Douglas J Shaw is originally from Scotland and moved to South Africa in 2000. Douglas has a unique and valuable combination of skills that is very unusual. These involve deep knowledge and experience in law, economics, IT and management consultancy. Having all four of these in one person is not common. He has been an advocate for the last seven years and is involved in a range of court work especially in banking law. He also represents organizations and companies in the consultation processes with the government in the creation of new Acts and policies. In the course of his legal work, he has seen the problem with the existing systems, and has developed a number of better systems. These are leading edge systems that will be useful to governments worldwide.
Having worked as a fund manager in his early 30s (running the best performing investment fund in the world in 2000/2001) he also understands the world of finance, derivatives, insurance, and banking. His first degree involved considerable actuarial science, econometrics, and statistics so unlike most lawyers, he is very good with numbers. He worked in management consultancy on the mines for around a year before becoming and advocate gaining many of the people skills and business re-engineering expertise necessary to deliver strategy and also to execute that strategy. As someone who has consulted informally to fourteen African governments on economic issues in the early 2000s, he is also interested in areas of law which incorporate applied economics. He is a regular attendee of the Law and Economics conferences in Europe and has written a (second) PhD thesis on the subject of how laws could be better.

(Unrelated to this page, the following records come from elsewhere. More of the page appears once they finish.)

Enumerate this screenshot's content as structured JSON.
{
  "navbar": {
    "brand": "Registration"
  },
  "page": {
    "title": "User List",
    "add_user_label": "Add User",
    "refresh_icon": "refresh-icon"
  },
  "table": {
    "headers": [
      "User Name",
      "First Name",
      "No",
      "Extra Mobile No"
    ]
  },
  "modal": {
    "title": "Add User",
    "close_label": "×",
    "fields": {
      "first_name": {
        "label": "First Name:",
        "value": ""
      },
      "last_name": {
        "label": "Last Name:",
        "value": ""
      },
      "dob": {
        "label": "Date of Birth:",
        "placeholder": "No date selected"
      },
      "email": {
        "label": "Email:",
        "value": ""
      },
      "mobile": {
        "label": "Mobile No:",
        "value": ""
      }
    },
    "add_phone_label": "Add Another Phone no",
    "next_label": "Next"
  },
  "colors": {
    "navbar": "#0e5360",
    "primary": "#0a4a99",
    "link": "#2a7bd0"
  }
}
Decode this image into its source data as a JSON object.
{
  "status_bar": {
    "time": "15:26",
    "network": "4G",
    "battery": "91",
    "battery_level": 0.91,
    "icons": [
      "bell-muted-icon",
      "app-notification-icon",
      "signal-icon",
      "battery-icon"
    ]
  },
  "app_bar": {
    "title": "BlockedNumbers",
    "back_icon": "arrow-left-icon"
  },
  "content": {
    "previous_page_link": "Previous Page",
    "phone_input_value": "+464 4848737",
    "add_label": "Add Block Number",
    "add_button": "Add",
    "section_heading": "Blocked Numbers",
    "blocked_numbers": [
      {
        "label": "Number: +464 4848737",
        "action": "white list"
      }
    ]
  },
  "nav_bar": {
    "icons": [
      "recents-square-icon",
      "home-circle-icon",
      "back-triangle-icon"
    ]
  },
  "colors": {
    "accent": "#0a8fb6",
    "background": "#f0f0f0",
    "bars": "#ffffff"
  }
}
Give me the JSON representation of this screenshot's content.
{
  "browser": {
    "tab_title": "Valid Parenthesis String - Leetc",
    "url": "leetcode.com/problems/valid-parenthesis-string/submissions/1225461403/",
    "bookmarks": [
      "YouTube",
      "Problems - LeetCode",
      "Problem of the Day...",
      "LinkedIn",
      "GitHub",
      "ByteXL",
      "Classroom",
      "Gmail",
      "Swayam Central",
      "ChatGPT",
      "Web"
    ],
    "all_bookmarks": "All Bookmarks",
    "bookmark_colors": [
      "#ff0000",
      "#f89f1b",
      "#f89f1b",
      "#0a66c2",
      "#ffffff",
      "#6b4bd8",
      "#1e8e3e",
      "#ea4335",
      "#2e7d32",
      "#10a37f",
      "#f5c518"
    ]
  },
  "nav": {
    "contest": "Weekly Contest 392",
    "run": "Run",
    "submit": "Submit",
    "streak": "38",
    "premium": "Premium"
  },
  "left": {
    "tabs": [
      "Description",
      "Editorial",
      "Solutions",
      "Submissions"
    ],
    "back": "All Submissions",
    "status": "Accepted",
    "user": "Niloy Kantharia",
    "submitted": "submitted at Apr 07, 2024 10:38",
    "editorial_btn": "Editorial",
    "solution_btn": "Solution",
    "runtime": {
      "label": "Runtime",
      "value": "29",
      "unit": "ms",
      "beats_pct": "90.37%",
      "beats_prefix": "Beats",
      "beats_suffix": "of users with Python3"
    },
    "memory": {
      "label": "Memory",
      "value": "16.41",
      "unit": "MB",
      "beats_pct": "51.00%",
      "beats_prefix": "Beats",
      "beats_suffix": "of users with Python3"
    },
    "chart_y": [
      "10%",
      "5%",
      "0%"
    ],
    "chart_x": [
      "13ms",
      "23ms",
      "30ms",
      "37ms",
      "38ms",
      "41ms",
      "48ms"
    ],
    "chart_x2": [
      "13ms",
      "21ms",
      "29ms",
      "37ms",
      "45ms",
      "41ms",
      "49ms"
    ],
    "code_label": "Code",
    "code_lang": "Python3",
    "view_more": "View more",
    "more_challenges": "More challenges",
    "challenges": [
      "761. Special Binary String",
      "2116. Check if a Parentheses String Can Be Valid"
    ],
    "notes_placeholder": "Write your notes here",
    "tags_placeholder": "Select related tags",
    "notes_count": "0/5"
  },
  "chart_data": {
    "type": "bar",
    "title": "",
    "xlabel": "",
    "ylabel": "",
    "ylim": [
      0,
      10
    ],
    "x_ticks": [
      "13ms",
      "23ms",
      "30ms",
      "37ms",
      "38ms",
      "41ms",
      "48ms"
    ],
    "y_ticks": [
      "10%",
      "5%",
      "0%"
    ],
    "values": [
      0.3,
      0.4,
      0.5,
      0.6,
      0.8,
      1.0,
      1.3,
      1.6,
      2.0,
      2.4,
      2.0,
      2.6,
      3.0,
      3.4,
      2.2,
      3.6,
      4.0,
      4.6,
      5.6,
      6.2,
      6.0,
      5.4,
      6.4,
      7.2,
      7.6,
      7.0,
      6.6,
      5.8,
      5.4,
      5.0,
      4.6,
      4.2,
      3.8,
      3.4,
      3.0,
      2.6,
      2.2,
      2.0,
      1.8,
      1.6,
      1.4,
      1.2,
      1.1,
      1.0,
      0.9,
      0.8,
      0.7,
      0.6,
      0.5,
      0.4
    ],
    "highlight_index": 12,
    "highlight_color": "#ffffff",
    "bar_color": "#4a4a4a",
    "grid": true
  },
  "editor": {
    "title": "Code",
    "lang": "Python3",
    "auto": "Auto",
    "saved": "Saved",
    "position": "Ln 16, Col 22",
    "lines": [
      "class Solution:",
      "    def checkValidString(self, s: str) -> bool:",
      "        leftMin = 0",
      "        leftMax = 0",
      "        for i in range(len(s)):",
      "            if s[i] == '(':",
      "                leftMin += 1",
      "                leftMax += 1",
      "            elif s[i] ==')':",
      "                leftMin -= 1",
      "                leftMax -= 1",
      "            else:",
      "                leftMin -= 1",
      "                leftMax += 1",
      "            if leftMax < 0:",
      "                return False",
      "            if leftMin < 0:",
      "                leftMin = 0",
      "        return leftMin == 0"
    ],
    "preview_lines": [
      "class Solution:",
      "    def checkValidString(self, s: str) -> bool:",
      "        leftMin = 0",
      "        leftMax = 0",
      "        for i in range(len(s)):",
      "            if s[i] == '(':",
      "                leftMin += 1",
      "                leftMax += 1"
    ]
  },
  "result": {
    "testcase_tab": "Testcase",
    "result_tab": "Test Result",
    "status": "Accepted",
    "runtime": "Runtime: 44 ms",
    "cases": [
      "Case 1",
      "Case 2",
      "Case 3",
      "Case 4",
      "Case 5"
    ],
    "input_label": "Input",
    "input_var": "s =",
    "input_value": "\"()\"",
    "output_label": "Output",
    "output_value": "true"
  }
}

He has also written many books, some self-published, but four also published by established publishers. His pending PhD has taken his writing and research skills to a new level. Douglas likes to research for a practical purpose, however, and his recent research is aimed at finding global best practice that can then be developed into a product that can be delivered to clients across the globe.
He has also spent time as a programmer and understands the world of IT. After teaching himself C# in his mid-30s, he worked for an advanced, agile-enabled programming house subcontracting to Momentum for a year before becoming an advocate. This has been very valuable in learning the strategy of IT development particularly the cardinal importance in IT development of reducing the project to its most simple and necessary in order to deliver significant results quickly.
Douglas has four degrees, wide experience and in his spare time applies his mind to writing and thinking about how to reduce crime, poverty, traffic and environmental degradation. He was for a time Chairman of Mensa Johannesburg during which the society grew more quickly than any time before or since. Douglas is adept at managing intelligent people, a task often compared to herding cats.
At the current time, he wants to combine his knowledge bases into solutions for improving governments and society. He has a number of ideas which he thinks can be developed into consultancy products that would appeal to governments. He, therefore, seeks to joint venture or otherwise work with international consultancy firms with global reach to the public sector.
We have a number of products at various stages of development of which this is the first and most developed. In brief, it deals with the problem of banks selling a large number of repossessed properties. At the moment, this is usually done too much and for prices that are too low. This is a political problem in many country and thus a solving the problem is a perceived need for governments. We have suggested a process at http://icrl.co.za/process.html and would be interested to hear your views on whether this would be the best process or not. The information on this website gives a starting point for approaching governments.
The nature of this product is that we need to reach many governments which is most easily facilitated through a consultancy like yourselves with global reach.
We would imagine this would work by you putting this out to the global network who would then approach their own governments through their own contacts. Where governments are interested, we would send a team from here in the short term including me. Perhaps local resources from that country would also be trained up and included if that was more cost effective. Presumably you have mechanism for sharing revenue between the South African company that would be initiating the project and that of the company in the host country which markets the project successfully to the host government.
We are flexible about the exact nature of the JV but I would imagine that I would be paid a consultancy rate for my time and then some percentage of the profit on the project. It is possible in time that we could train up local resources so that I would not have to be present on all projects or not present at all times. That would allow us to do more projects and the above arrangement would make developing more teams worthwhile for all parties. I would imagine the host government would pay for costs like flights and accommodation. Should your practice be to organise the project in some other way, then we are open to suggestions.
It is very possible that this project will lead to other projects. IT development projects around this area are also possible (for example, to allow online bits at sheriff’s auctions). Once developed this software can be extended into other countries. However, every legal system is different, so there this has a level of complexity.
Future projects include digitising the courts. There is huge potential here as I can explain. There is also much that can be done to make policing more efficient. These tend to involve both changes in the law, changes in business processes and IT development. Most of these projects are reproducible across multiple governments. Sometimes the government can fund the IT project and become a partner being paid dividends when the product sells to other countries. There are other alternative models.
I am happy to work on this project on the flexible model without requiring to be hired full time. I am currently running down my legal practice. Many cases are coming to a head in a pending constitutional court case. Virtually all the work has been done on this case, and we just need a day to go and argue it. Flexibility allows me to spend some time on that. However, I wish to spend the bulk of my time in the future changing the law and systems for nations, not arguing each individual case which has become quite tedious. I have about 5 additional cases which I need to appear on (for a day) over the next six months. I will try and schedule them all together so as not to disrupt potential travel plans too much.